  4. Goldstein, D. S. "Sources and Significance of Plasma Levels of Catechols and Their Metabolites in Humans." Journal of Pharmacology and Experimental Therapeutics 305.3 (2003): 800-11.
  5. Chen, Nora, Rebecca Bezzina, Edward Hinch, Paul A. Lewandowski, David Cameron-Smith, Michael L. Mathai, Markandeya Jois, Andrew J. Sinclair, Denovan P. Begg, John D. Wark, Harrison S. Weisinger, and Richard S. Weisinger. "Green tea, black tea, and epigallocatechin modify body composition, improve glucose tolerance, and differentially alter metabolic gene expression in rats fed a high-fat diet." Nutrition Research 29.11 (2009): 784-93.
  6. Chen, Nora, Rebecca Bezzina, Edward Hinch, Paul A. Lewandowski, David Cameron-Smith, Michael L. Mathai, Markandeya Jois, Andrew J. Sinclair, Denovan P. Begg, John D. Wark, Harrison S. Weisinger, and Richard S. Weisinger. "Green tea, black tea, and epigallocatechin modify body composition, improve glucose tolerance, and differentially alter metabolic gene expression in rats fed a high-fat diet." Nutrition Research 29.11 (2009): 784-93.
  7. Kim, Hye-Jin, Seon-Min Jeon, Mi-Kyung Lee, Un Ju Jung, Su-Kyung Shin, and Myung-Sook Choi. "Antilipogenic effect of green tea extract in C57BL/6J-Lepob/obmice." Phytotherapy Research 23.4 (2009): 467-71.

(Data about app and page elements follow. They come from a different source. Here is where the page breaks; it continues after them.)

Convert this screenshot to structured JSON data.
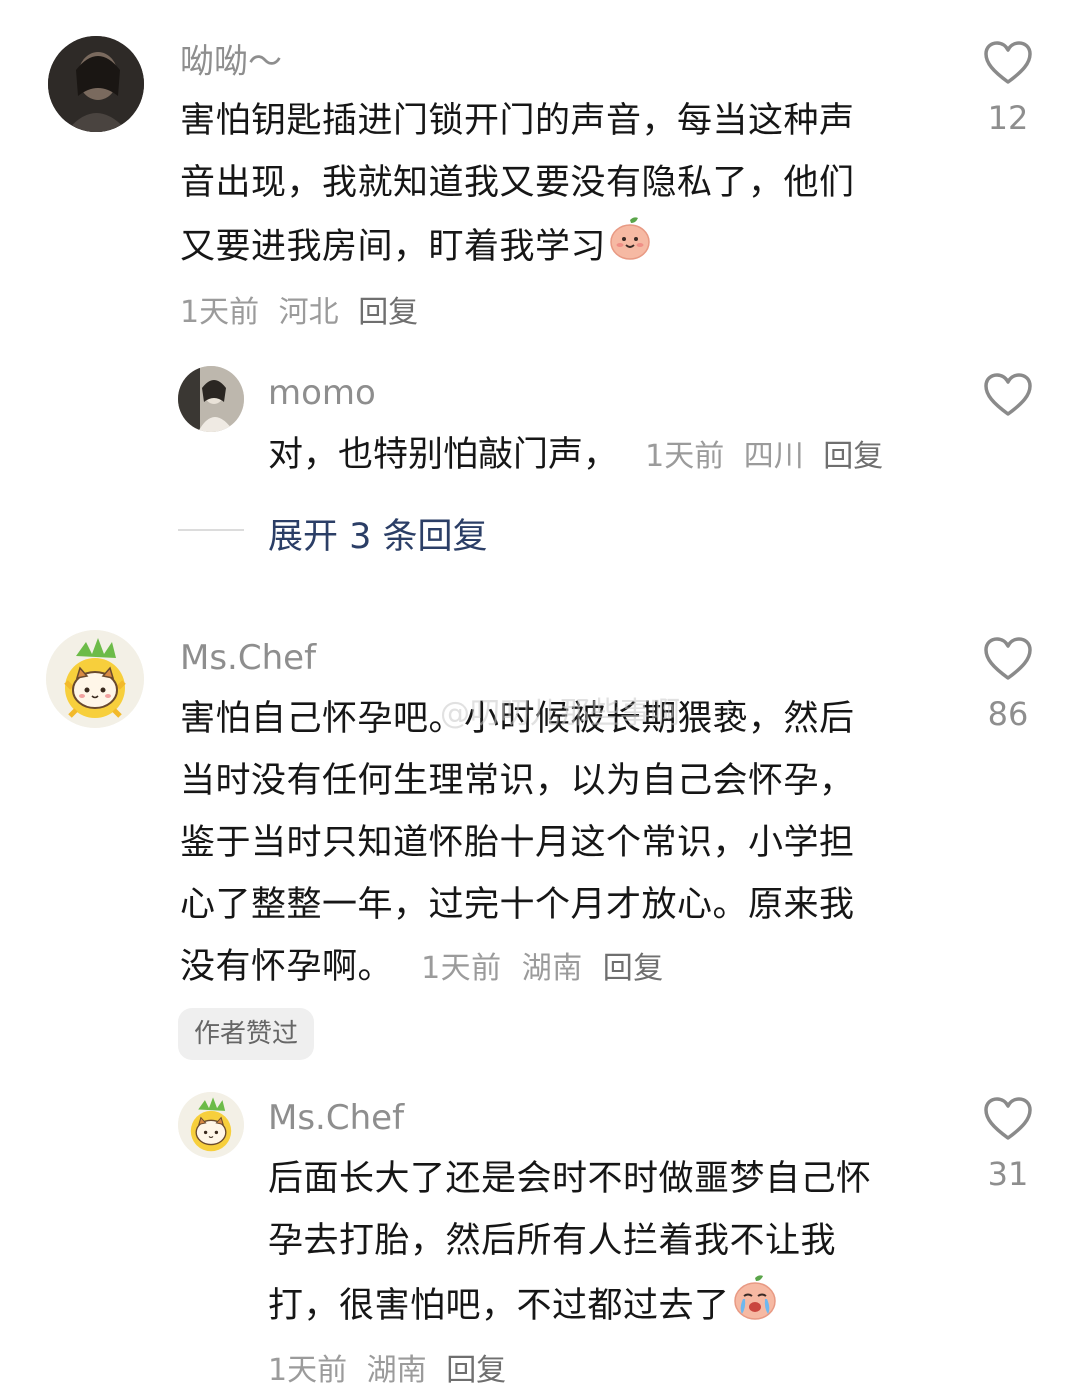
{
  "comments": [
    {
      "username": "呦呦～",
      "lines": [
        "害怕钥匙插进门锁开门的声音，每当这种声",
        "音出现，我就知道我又要没有隐私了，他们",
        "又要进我房间，盯着我学习"
      ],
      "time": "1天前",
      "location": "河北",
      "reply_label": "回复",
      "likes": "12"
    },
    {
      "username": "momo",
      "text": "对，也特别怕敲门声，",
      "time": "1天前",
      "location": "四川",
      "reply_label": "回复"
    },
    {
      "username": "Ms.Chef",
      "lines": [
        "害怕自己怀孕吧。小时候被长期猥亵，然后",
        "当时没有任何生理常识，以为自己会怀孕，",
        "鉴于当时只知道怀胎十月这个常识，小学担",
        "心了整整一年，过完十个月才放心。原来我",
        "没有怀孕啊。"
      ],
      "time": "1天前",
      "location": "湖南",
      "reply_label": "回复",
      "likes": "86",
      "badge": "作者赞过"
    },
    {
      "username": "Ms.Chef",
      "lines": [
        "后面长大了还是会时不时做噩梦自己怀",
        "孕去打胎，然后所有人拦着我不让我",
        "打，很害怕吧，不过都过去了"
      ],
      "time": "1天前",
      "location": "湖南",
      "reply_label": "回复",
      "likes": "31"
    }
  ],
  "expand_replies": "展开 3 条回复",
  "watermark": "@叨叨儿那些事啊",
  "colors": {
    "text": "#161616",
    "meta": "#9b9b9b",
    "expand_link": "#2b3e66",
    "badge_bg": "#efefef"
  },
  "icons": {
    "like": "heart-outline-icon",
    "emoji_smile": "peach-smile-emoji",
    "emoji_cry": "peach-cry-emoji"
  }
}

  8. Friedrich, M., K. J. Petzke, D. Raederstorff, S. Wolfram, and S. Klaus. "Acute effects of epigallocatechin gallate from green tea on oxidation and tissue incorporation of dietary lipids in mice fed a high-fat diet." International Journal of Obesity 36.5 (2011): 735-43.

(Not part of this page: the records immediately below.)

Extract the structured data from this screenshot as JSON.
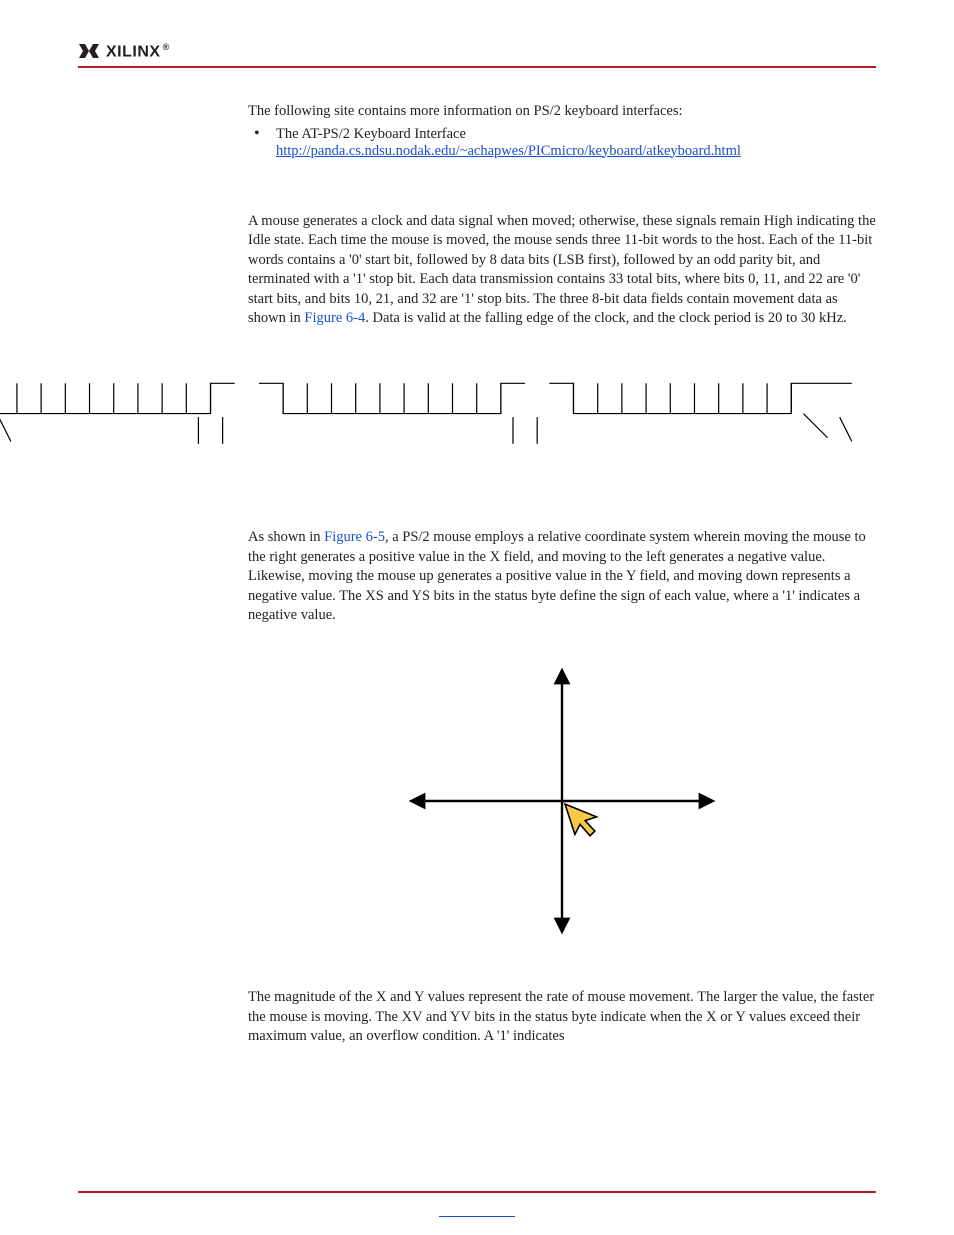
{
  "brand": {
    "name": "XILINX",
    "registered": "®"
  },
  "intro": "The following site contains more information on PS/2 keyboard interfaces:",
  "list_item_title": "The AT-PS/2 Keyboard Interface",
  "list_item_url": "http://panda.cs.ndsu.nodak.edu/~achapwes/PICmicro/keyboard/atkeyboard.html",
  "para_mouse_a": "A mouse generates a clock and data signal when moved; otherwise, these signals remain High indicating the Idle state. Each time the mouse is moved, the mouse sends three 11-bit words to the host. Each of the 11-bit words contains a '0' start bit, followed by 8 data bits (LSB first), followed by an odd parity bit, and terminated with a '1' stop bit. Each data transmission contains 33 total bits, where bits 0, 11, and 22 are '0' start bits, and bits 10, 21, and 32 are '1' stop bits. The three 8-bit data fields contain movement data as shown in ",
  "figref64": "Figure 6-4",
  "para_mouse_b": ". Data is valid at the falling edge of the clock, and the clock period is 20 to 30 kHz.",
  "para_coord_a": "As shown in ",
  "figref65": "Figure 6-5",
  "para_coord_b": ", a PS/2 mouse employs a relative coordinate system wherein moving the mouse to the right generates a positive value in the X field, and moving to the left generates a negative value. Likewise, moving the mouse up generates a positive value in the Y field, and moving down represents a negative value. The XS and YS bits in the status byte define the sign of each value, where a '1' indicates a negative value.",
  "para_mag": "The magnitude of the X and Y values represent the rate of mouse movement. The larger the value, the faster the mouse is moving. The XV and YV bits in the status byte indicate when the X or Y values exceed their maximum value, an overflow condition. A '1' indicates"
}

  9. Danesi, Francesca, Mattia Di Nunzio, Elisa Boschetti, and Alessandra Bordoni. "Green tea extract selectively activates peroxisome proliferator-activated receptor β/δ in cultured cardiomyocytes." British Journal of Nutrition 101.12 (2008)
  10. Tsai, Ch-Huing, Wan-Chen Chiu, Nae-Cherng Yang, Chung-Mei Ouyang, and Yue-Horng Yen. "A novel green tea meal replacement formula for weight loss among obese individuals: a randomized controlled clinical trial." International Journal of Food Sciences and Nutrition 60.Sup6 (2009): 151-59.
  11. Yang, Hsin-Yi, Suh-Ching Yang, Jane C.-J. Chao, and Jiun-Rong Chen. "Beneficial effects of catechin-rich green tea and inulin on the body composition of overweight adults." British Journal of Nutrition 107.05 (2011): 749-54.
  12. Dulloo AG, Duret C, Rohrer D, Girardier L, Mensi N, Fathi M, Chantre P and Vandermander J. “Efficacy of a green tea extract rich in catechin polyphenols and caffeine in increasing 24-h energy expenditure and fat oxidation in humans.” Am J Clin Nutri 70.6(1999): 1040-5
  13. "Office of Dietary Supplements - Dietary Supplements for Weight Loss." NIH Office of Dietary Supplements. U.S. Department of Health and Human Services, Web. 14 June 2017.
  14. "Possible Interactions with: Green Tea." University of Maryland Medical Center. Web. 14 June 2017.
  15. Reliable Herbal Medicine Information - American Botanical Council - American Botanical Council. 14 June 2017.